It is often not difficult to identify from which perspective someone is approaching a problem. Is the natural instinct to first identify the practical problems with a plan, or to point out how it will affect employees individually? Do we start with a blue sky brainstorm or a survey of performance over the past year? Knowing where your mind immediately jumps can be invaluable in not only avoiding accidentally shutting out other perspectives, but as the emotional intelligence framework suggests, also in recognizing that where the minds of others are jumping is just as important.

Leaders, know thyself

When a leader understands this and develops his or her skill in effectively identifying the perspectives of others, decisions become well-informed. When an entire organization can understand and communicate this with a common terminology, as is the case at CPP , the effect multiplies. Every interaction is colored with a deeper understanding of where the other is coming from.

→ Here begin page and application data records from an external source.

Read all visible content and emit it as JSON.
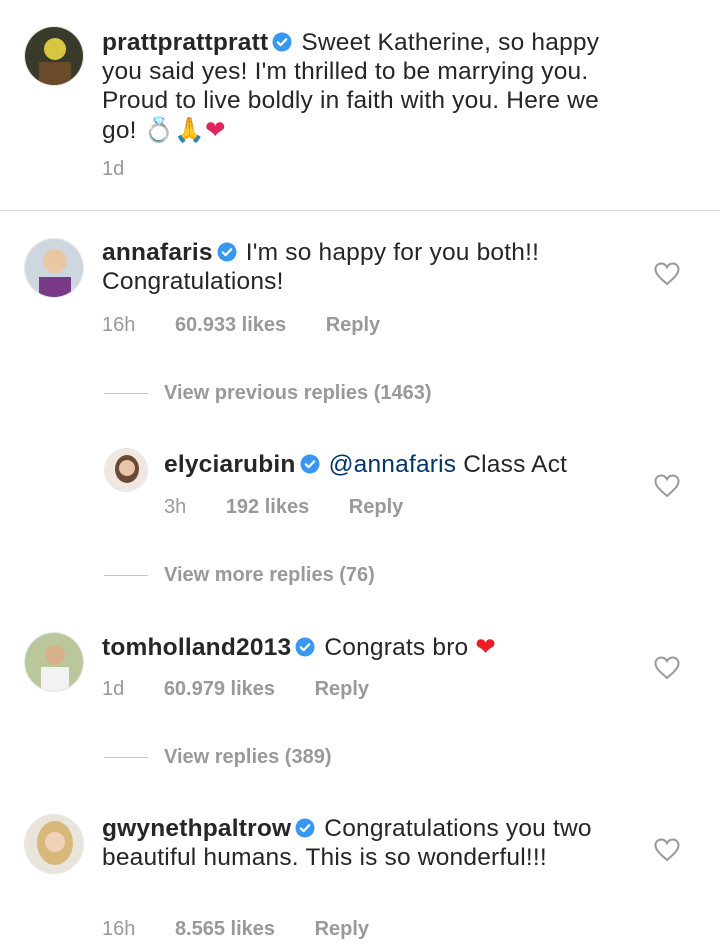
{
  "comments": [
    {
      "username": "prattprattpratt",
      "text": "Sweet Katherine, so happy you said yes! I'm thrilled to be marrying you. Proud to live boldly in faith with you. Here we go!",
      "emoji": "💍🙏❤",
      "time": "1d"
    },
    {
      "username": "annafaris",
      "text": "I'm so happy for you both!! Congratulations!",
      "time": "16h",
      "likes": "60.933 likes",
      "reply": "Reply",
      "view_replies": "View previous replies (1463)"
    },
    {
      "username": "elyciarubin",
      "mention": "@annafaris",
      "text": "Class Act",
      "time": "3h",
      "likes": "192 likes",
      "reply": "Reply",
      "view_replies": "View more replies (76)"
    },
    {
      "username": "tomholland2013",
      "text": "Congrats bro",
      "emoji": "❤",
      "time": "1d",
      "likes": "60.979 likes",
      "reply": "Reply",
      "view_replies": "View replies (389)"
    },
    {
      "username": "gwynethpaltrow",
      "text": "Congratulations you two beautiful humans. This is so wonderful!!!",
      "time": "16h",
      "likes": "8.565 likes",
      "reply": "Reply"
    }
  ],
  "colors": {
    "verified": "#3897f0",
    "heart_red": "#ed1c24",
    "muted": "#999999"
  },
  "icons": [
    "verified-badge-icon",
    "heart-outline-icon"
  ]
}
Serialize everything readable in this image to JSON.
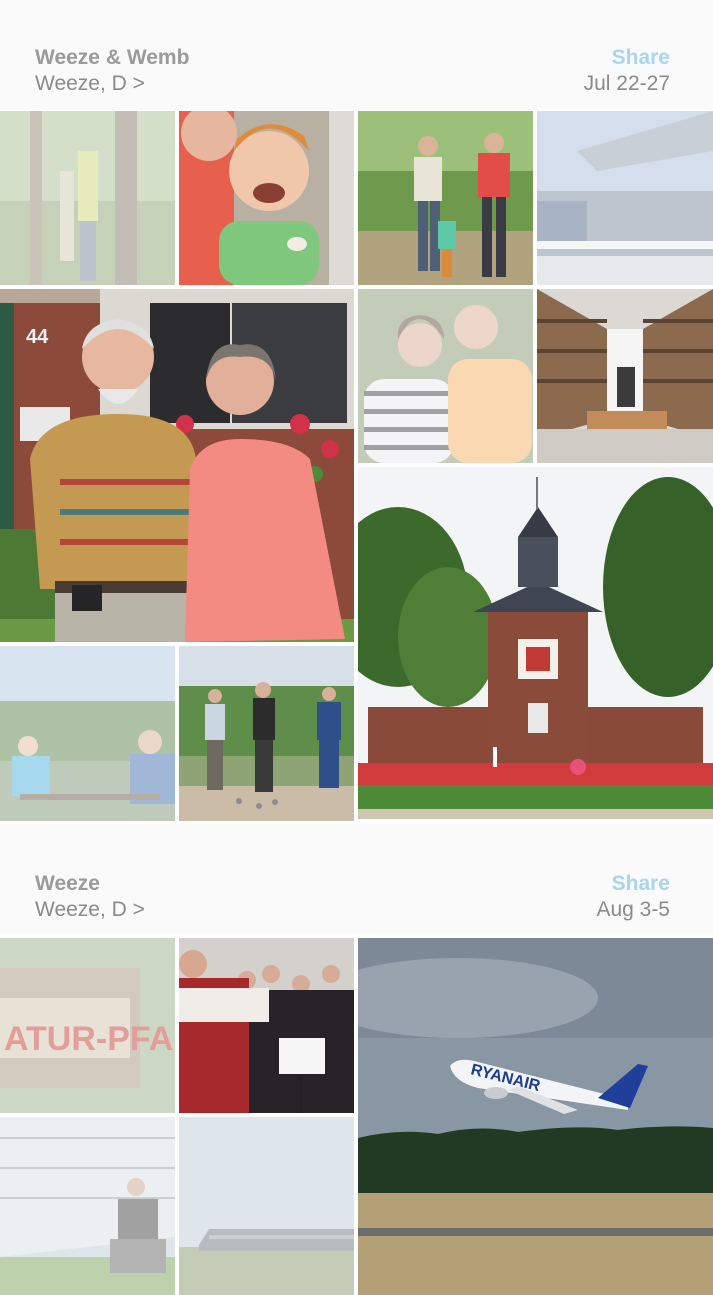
{
  "moments": [
    {
      "title": "Weeze & Wemb",
      "location": "Weeze, D >",
      "share_label": "Share",
      "dates": "Jul 22-27"
    },
    {
      "title": "Weeze",
      "location": "Weeze, D >",
      "share_label": "Share",
      "dates": "Aug 3-5"
    }
  ],
  "photo_text": {
    "sign_text": "ATUR-PFAD",
    "airline_text": "RYANAIR"
  }
}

Whether or not you buy into the old wisdom that “there are as many truths as there are people,” all leaders are tied to the reality that each member of their organization has a slightly different perspective than every other member, and sometimes wildly different ones. It is the purview of a chief executive to not only make wise decisions, but to do so in a way that integrates all the information available, including the beliefs and concerns of each member of their team. Making decisions closed off from others, or with misinterpretations of their perspectives, is a gamble, and one that doesn’t need to be taken with practice of awareness and understanding.